I saw this gem on FB:
In most western countries, we’re familiar with street-preachers, but yesterday, for the first time, I witnessed a Russian variation on this theme… a bus-preacher. I jumped on a bus to Belogorsk to celebrate International Women’s Day with members of the Crimean Tatar community there. International Women’s Day is MASSIVE throughout the former USSR. Anyway, in the minutes before the bus embarked, a Christian missionary got on the bus, and started delivering a spiel about salvation to the passengers. However, this guy wasn’t just your garden-variety street-preacher. His spiel wasn’t all just bluster and pious sentimentality. He actually knew his stuff. He referred to the writings of various Byzantine and Hellenised early Church Fathers, most particularly Gregory the Theologian. Most of the passengers on the bus emitted little or no response, but at the end of his spiel, something happened which surprised me… the passengers began to applaud.

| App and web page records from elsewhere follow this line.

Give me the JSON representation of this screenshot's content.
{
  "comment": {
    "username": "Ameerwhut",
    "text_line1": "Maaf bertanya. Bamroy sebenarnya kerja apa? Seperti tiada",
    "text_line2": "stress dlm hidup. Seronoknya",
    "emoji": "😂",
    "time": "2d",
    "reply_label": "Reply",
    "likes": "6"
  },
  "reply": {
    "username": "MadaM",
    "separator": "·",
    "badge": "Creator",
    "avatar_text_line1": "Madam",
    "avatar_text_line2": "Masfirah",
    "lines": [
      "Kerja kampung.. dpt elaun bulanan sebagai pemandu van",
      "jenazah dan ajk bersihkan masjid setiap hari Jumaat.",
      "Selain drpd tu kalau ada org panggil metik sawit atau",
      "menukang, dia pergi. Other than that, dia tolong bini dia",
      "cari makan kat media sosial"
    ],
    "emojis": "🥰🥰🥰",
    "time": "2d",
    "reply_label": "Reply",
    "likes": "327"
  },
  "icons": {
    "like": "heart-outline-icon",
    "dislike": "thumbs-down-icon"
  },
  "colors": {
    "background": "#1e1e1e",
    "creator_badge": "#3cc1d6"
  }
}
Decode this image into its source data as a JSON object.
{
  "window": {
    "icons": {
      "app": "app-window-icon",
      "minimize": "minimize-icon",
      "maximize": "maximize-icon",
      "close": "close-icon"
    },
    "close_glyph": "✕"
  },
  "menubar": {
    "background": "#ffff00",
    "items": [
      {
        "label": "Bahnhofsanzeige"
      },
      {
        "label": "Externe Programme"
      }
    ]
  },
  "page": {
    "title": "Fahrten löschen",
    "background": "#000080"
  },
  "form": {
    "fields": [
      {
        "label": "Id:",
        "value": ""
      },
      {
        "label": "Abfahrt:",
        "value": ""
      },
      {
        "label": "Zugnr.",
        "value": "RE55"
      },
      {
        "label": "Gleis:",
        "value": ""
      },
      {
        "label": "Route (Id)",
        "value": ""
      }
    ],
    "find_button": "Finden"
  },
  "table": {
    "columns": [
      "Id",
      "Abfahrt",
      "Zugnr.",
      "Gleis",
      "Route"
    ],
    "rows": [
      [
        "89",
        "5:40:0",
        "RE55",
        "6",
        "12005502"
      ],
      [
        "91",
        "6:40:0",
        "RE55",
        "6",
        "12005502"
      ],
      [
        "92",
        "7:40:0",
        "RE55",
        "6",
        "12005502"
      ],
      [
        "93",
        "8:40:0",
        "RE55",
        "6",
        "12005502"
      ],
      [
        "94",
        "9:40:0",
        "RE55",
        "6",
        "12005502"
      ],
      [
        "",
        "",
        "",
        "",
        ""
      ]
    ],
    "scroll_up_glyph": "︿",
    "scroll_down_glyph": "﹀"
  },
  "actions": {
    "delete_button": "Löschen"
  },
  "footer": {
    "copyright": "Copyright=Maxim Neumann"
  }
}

To give some context to this, 57 percent of Russians identify as Orthodox Christians, but most aren’t particularly devout. Many are occasional, but not regular church-goers. Therefore, whilst it’d be reasonable to suppose that a lot of people on the bus broadly shared this young gentleman’s worldview, they probably didn’t share his level of devotion. Having spent a few years here, and having developed some sense of what makes the people tick, I can speculate that, even if most of the passengers agreed with the young missionary’s worldview, that wasn’t the central reason why they applauded. Whether they agree or not, Russians just respect and admire forthrightness. Within reason, Russians would applaud ANY person who was willing to stick their neck out and profess to the world something which they sincerely believed… within reason, it wouldn’t matter so much what the propositional content of the person’s worldview was, as Russians just respect and admire sincerity and forthrightness.
That helps to explain why the general standard of conversation here is so good. Russians disdain banality, and there’s absolutely zero horizontal censorship. When I lived in Lexina, before the referendum and the Crimean reunification with Russia, I used to go out to the balcony to smoke. Between the apartment-blocks, there were benches where grandmothers used to sit, energetically discussing history and alienation and partisan resistance. The proximity of the apartment-blocks worked like an echo-chamber. Everybody within a radius of 200 metres could clearly hear this furious debate between these grandmothers. The air was thick with down ’n dirty political discourse. As I was smoking and listening to these grandmothers express their opinions to the whole neighbourhood, it made me chuckle to myself, thinking “Western liberals think that self-expression is suppressed here”. 🙂
Padraig Joseph McGrath
Here are some of the comments:
- Well observed! I’d add that Russians admire spirituality and depth, so any manifestation of it is very much greeted.
- I agree. Even in secular contexts, that respect for forthrightness is, in itself, an indicator of духовность.
- I’d really be concerned for the safety of any brave soul who decide to “censor” these babushkas or any other across Russia… such a person wouldn’t survive to see another day… they’d probably prefer to be dead! I’d never cross them!
- I had a Russian friend in the USA some years ago when I still lived in the USA, who’d always say that he never felt as free as when he travelled back to Russia. It wasn’t that he was censored or oppressed in the USA, but in Russia he could express himself forthrightly without any political correctness. Therefore, you’re correct.
- Knowing them Russkies, they were more than likely applauding his scholarship more than his forthrightness.
- That was certainly a part of it… Russians respect scholarship, bigtime.
What more need I add than to remark that this is “read n’ heed” in a major way?